Gustave Doré (French, 1832-1883)
The Black Eagle of Prussia, 1871
Oil on canvas, 51 x 76 3/4 in.
The upheaval, despair, and crushing defeat France suffered in its war against Prussia (1870-71) was an intensely personal subject for many artists who lived through the experience. As a native of Strasbourg, a city routed by the Germans early in the conflict, Doré held particularly strong feelings of patriotism, and thus joined the National Guard in 1870. Already established as a prolific illustrator and painter, he produced numerous images of the conflict, ranging from documentary scenes of the siege and bombardment of Paris to visions of the war’s aftermath that combine allegory and realism, as does the present picture.
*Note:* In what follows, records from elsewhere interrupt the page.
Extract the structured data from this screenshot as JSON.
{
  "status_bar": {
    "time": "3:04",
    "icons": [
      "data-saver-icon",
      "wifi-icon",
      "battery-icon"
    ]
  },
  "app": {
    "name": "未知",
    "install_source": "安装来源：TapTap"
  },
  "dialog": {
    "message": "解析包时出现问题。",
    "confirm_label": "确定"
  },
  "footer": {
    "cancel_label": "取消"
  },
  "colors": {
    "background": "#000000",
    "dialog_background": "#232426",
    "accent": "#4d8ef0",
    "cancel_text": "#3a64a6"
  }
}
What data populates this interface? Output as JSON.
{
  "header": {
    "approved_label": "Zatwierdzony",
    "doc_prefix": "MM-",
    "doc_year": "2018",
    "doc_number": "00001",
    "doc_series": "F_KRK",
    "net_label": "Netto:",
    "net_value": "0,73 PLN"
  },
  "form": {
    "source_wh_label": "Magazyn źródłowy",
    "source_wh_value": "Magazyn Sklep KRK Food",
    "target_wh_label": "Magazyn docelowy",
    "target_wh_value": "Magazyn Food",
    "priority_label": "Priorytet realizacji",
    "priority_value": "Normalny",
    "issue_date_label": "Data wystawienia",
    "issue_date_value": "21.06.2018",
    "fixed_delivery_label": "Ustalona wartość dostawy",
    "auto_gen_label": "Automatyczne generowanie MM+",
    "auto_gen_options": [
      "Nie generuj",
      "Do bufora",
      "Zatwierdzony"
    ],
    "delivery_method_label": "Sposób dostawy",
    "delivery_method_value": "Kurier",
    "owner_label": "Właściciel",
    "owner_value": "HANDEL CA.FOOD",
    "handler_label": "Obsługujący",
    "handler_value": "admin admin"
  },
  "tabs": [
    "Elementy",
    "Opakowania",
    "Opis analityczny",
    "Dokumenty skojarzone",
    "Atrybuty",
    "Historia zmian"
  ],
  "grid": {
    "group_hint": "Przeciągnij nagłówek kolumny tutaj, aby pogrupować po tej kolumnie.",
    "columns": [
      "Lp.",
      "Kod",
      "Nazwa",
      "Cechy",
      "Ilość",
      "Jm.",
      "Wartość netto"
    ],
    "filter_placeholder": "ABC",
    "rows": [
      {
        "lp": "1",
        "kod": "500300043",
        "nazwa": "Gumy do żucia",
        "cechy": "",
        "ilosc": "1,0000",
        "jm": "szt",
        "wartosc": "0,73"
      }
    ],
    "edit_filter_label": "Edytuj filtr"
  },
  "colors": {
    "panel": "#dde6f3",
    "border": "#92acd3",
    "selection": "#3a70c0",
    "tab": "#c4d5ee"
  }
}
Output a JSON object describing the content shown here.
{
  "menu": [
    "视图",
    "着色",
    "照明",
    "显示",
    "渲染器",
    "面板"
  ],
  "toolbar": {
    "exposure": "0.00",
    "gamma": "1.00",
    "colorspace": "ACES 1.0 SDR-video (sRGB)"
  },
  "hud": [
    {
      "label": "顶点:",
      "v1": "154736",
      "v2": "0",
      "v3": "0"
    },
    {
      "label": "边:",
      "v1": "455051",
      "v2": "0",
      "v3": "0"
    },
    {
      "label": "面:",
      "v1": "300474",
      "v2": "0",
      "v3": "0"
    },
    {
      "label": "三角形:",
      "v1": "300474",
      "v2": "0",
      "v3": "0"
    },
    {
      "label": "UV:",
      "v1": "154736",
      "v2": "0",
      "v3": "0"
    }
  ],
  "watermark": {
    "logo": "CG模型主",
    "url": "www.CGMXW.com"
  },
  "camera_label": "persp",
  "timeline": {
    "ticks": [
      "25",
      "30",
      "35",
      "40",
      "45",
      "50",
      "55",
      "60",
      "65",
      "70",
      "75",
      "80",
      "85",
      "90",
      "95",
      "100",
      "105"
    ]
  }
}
Here, the vanquished French Republic, personified by a winged woman wearing a robe and Phrygian bonnet and clutching a broken sword, lies on a battlefield among her fallen soldiers, as the menacing black eagle of Prussia bears down upon her. In its depiction of grief and hopelessness, the picture conveys the fears Doré expressed in a letter he wrote in September 1870, just before the siege of Paris began: “Our misfortune is immense, and our anguish terrible. How shall we ever emerge from this gulf of blood and abandonment into which poor France is plunged? No hope and no solution gleams on the horizon…“